In southern countries there is a type of lizard which might explain this reassembly idea. This lizard, if scared by an enemy, will shed its tail and then remain motionless. The tail, on the other hand, wiggles and jumps at a great rate, thus attracting the attention of the enemy. With the enemy’s attention so fixed the lizard itself sneaks away and will soon afterward grow i another tail. All snakes shed (heir skins and can grow new sets of teeth. Most lizards can grow new tails.

A hardy annual among snake fables is about the woodsman felled by a mighty rattler which bit him through the boot. His sorrowing family buries the woodsman, and in 15 or 20 years his son, browsing through the attic, comes across his father’s boots and puts them on. In a few hours he, too, is on his deathbed from snake bite, because that rattler’s fangs were embedded in the boot and punctured his skin.

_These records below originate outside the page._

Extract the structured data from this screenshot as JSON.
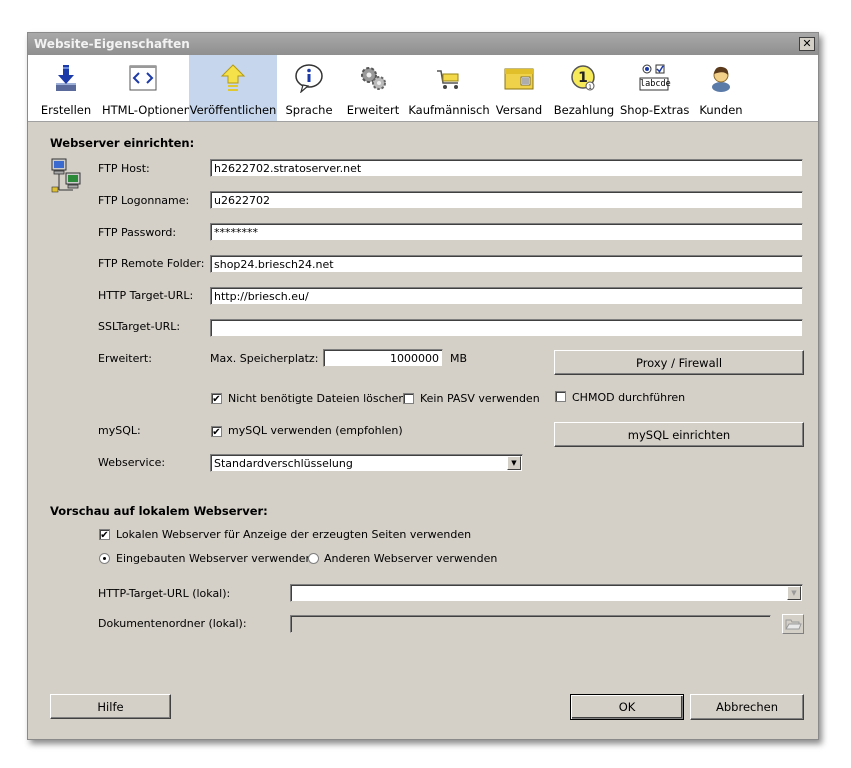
{
  "window": {
    "title": "Website-Eigenschaften",
    "close_glyph": "✕"
  },
  "toolbar": {
    "items": [
      {
        "label": "Erstellen",
        "icon": "download-arrow-icon"
      },
      {
        "label": "HTML-Optionen",
        "icon": "html-code-icon"
      },
      {
        "label": "Veröffentlichen",
        "icon": "upload-arrow-icon",
        "active": true
      },
      {
        "label": "Sprache",
        "icon": "info-bubble-icon"
      },
      {
        "label": "Erweitert",
        "icon": "gears-icon"
      },
      {
        "label": "Kaufmännisch",
        "icon": "shopping-cart-icon"
      },
      {
        "label": "Versand",
        "icon": "package-icon"
      },
      {
        "label": "Bezahlung",
        "icon": "coin-icon"
      },
      {
        "label": "Shop-Extras",
        "icon": "form-controls-icon",
        "icon_text": "labcde"
      },
      {
        "label": "Kunden",
        "icon": "customer-icon"
      }
    ],
    "active_color": "#c6d6ec"
  },
  "webserver": {
    "heading": "Webserver einrichten:",
    "ftp_host_label": "FTP Host:",
    "ftp_host_value": "h2622702.stratoserver.net",
    "ftp_logon_label": "FTP Logonname:",
    "ftp_logon_value": "u2622702",
    "ftp_password_label": "FTP Password:",
    "ftp_password_value": "********",
    "ftp_folder_label": "FTP Remote Folder:",
    "ftp_folder_value": "shop24.briesch24.net",
    "http_target_label": "HTTP Target-URL:",
    "http_target_value": "http://briesch.eu/",
    "ssl_target_label": "SSLTarget-URL:",
    "ssl_target_value": "",
    "erweitert_label": "Erweitert:",
    "max_storage_label": "Max. Speicherplatz:",
    "max_storage_value": "1000000",
    "max_storage_unit": "MB",
    "proxy_button": "Proxy / Firewall",
    "delete_unneeded_label": "Nicht benötigte Dateien löschen",
    "delete_unneeded_checked": "✔",
    "no_pasv_label": "Kein PASV verwenden",
    "chmod_label": "CHMOD durchführen",
    "mysql_label": "mySQL:",
    "mysql_use_label": "mySQL verwenden (empfohlen)",
    "mysql_use_checked": "✔",
    "mysql_setup_button": "mySQL einrichten",
    "webservice_label": "Webservice:",
    "webservice_value": "Standardverschlüsselung",
    "dropdown_arrow": "▼"
  },
  "preview": {
    "heading": "Vorschau auf lokalem Webserver:",
    "use_local_label": "Lokalen Webserver für Anzeige der erzeugten Seiten verwenden",
    "use_local_checked": "✔",
    "builtin_label": "Eingebauten Webserver verwenden",
    "other_label": "Anderen Webserver verwenden",
    "http_local_label": "HTTP-Target-URL (lokal):",
    "http_local_value": "",
    "doc_folder_label": "Dokumentenordner (lokal):",
    "doc_folder_value": ""
  },
  "footer": {
    "help_button": "Hilfe",
    "ok_button": "OK",
    "cancel_button": "Abbrechen"
  }
}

It couldn’t happen.

Not only would the venom lose all strength in such a time but at no time could a man be killed by the trifling amount secreted in a hollow tooth. The full charge of venom from, say a diamondbacked rattler or a king cobra comes from the ducts or glands j in which the fangs are embedded.

In the realm of Canadian snake j stories a few authentic items seem to | have been overlooked, while preposterous lies persist year after year.

For example, Canadian snakes sometimes hibernate in great writhing masses, possibly 800 to 400 in a ball. Yet few bug-eyed adventurers have told of coming across such a living ball.

Then again snakes are tireless swimmers and could probably swim across any of the Great Lakes. When not swimming the snake—and aspej cially a rattlesnake—coils up and floats. He can often adjust himself in such a j way that he’ll be blown across great expanses of water in sailboat fashion.

Now, in August, Canadian snakes are at their most lively and their most numerous. In most cases they do more good than harm. They are one of Nature’s most capable agents in the control of animal pests and yet, generally speaking, they are killed on sight.

Such slaughter is cruel and unnecessary. If you see a snake anywhere in eastern Canada the chances are 99,999 out of 100,000 that he’s harmless.

In the West his chance of being evil j and vicious is greater. The rattler, no matter how small, must be considered a poteniial killer, but it’s dollars to doughnuts you’ll never meet up with j one.